Five months later, the former Mrs. Poe gave birth to John's son Homer. Eventually, she married H.L. Strickland and moved to Faulkner County.
Back in Grant County, John Poe remarried. He and the former Betty Criglow had three children, including James. James and (Homer's full brother) Henry, grew up together.
Homer Poe and his wife had been staying at the Research Hospital (for three weeks!) while he recovered from an operation. Mr. and Mrs. James Poe arrived and were placed in a room next to the Homer Poes. Mrs. James was very ill.
Nurse Christine Dearie noted their names. She stopped Mrs. Homer Poe in the hall to jokingly inquire whether any more Poes were coming.
Mrs. Homer's immediate reaction was that she didn't know. But it wasn't long before she looked into the other room to meet the James Poes. The brief exchange piled coincidences high enough for James to wonder whether Homer had a brother named Henry. When she said yes, James hurried next door.
"Why, he looks just like his brother Henry," James exclaimed.
James said his father (who died in 1916) and brother Henry had never mentioned Homer. Quite likely they didn't even know he existed.
NOT A REAL MAGGIE
At Danville, a postal clerk found herself trying to explain to an elderly woodworker that the cartoon strip "Bringing Up Father" in the Arkansas Democrat was not about real people.
"Uncle Dick" Roane wanted to mail a package to Mrs. Maggie Jiggs.
Drawn by George McManus, this strip followed the marital battles of newly wealthy Irish immigrants: The wife, Maggie, often lost patience with her floozy-chasing, former hod-carrying husband, Jiggs, and beaned him with the rolling pin.
Roane sympathized with Maggie. He'd made her some new rolling pins.
The Aug. 27 Democrat carried news that a human calculator resided in Fayetteville. And he was a well-known businessman.
Marshall Douglas (1881-1936), president of the Washington County Hardware Co., at about age 10 rejected standard instructions for arithmetic and instead developed his own mental method — which sounds a lot like the approach lucky kids learn in school today.
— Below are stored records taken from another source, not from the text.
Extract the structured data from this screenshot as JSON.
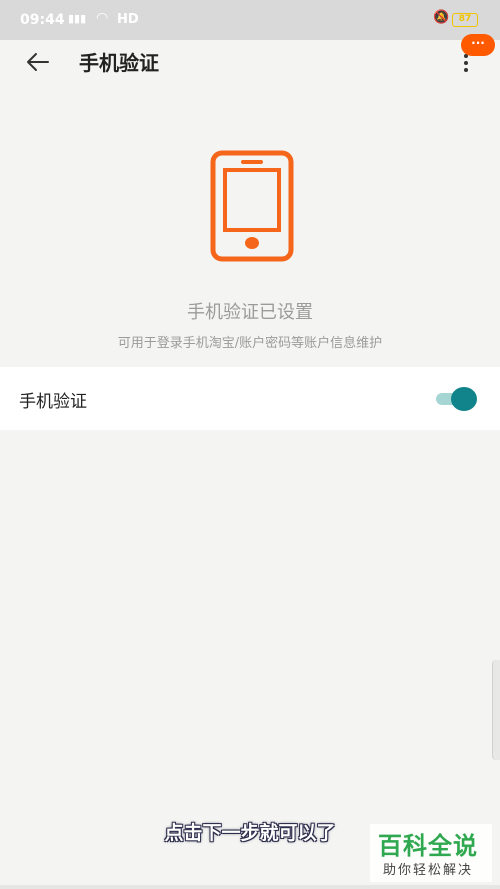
{
  "status_bar": {
    "time": "09:44",
    "network": "HD",
    "battery": "87"
  },
  "toolbar": {
    "title": "手机验证",
    "badge": "···"
  },
  "hero": {
    "title": "手机验证已设置",
    "description": "可用于登录手机淘宝/账户密码等账户信息维护"
  },
  "settings": {
    "phone_verification": {
      "label": "手机验证",
      "enabled": true
    }
  },
  "overlay": {
    "subtitle": "点击下一步就可以了",
    "watermark_main": "百科全说",
    "watermark_sub": "助你轻松解决"
  },
  "colors": {
    "accent_orange": "#ff5a00",
    "toggle_on": "#10848a",
    "toggle_track": "#a6d6d4"
  }
}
He could add or multiply with lightning speed.
To illustrate, a friend asked him to add: 12; 333; 5,444; 121; 875; 459; 3,346; 447; 623; 513; 754; 1,236; 864; 443; 2,360; 885; 444; 132; 624; 489; 746; 143; 578; 854; and 386.
Quickly he replied, 23,111.
[Gallery not showing? Click here to see photos: arkansasonline.com/829old/]
"It's very simple," Douglas told a reporter. "It is practice and attention. Totals do not come to me subconsciously. I add the figures as I hear them, and I see them mentally.
"I do not begin at the right hand of the figures to add or multiply, as mathematicians do. I begin at the left. For instance, if you asked me how much is 37 times 520, I would tell you 19,240, but I wouldn't get my total by your laborious method. You would say: 'Thirty-seven times 0 is 0; thirty-seven times 2 is 74, with 7 to carry; thirty-seven times 5 is 185 and plus 7 is 192, making 19,240. That takes a long time. I get the same figures by multiplying from the left. It is very simple."
"Very simple," said the listener. "How much is 6 times 3,120?" Douglas replied: "18,720."
Look this man up in old newspapers from Arkansas and Oklahoma and you'll learn that he and partners took their business public in the two states, selling stock as the Benton County Hardware Co. He later became a bank president and a tax commissioner in Oklahoma. He died in Muskogee at 54, run over by a car while crossing the street.
SUBTRACT IT UP
A few years before 1922 in Pangburn, one Jake Pierce had married a widow with several children. The Aug. 30, 1922, Democrat reported that, recently, Pierce's father, a widower, married one of the daughters of Jake's wife.
Pierce's father thus became his son-in-law. Jake Pierce was his father's father-in-law.
Stories like these make newspapers great fun. Speaking of human interest, a Gazette house ad published that same week 100 years ago reported that there were 286 newspapers and periodicals in Arkansas in 1921. Thirty-nine (39) were daily newspapers.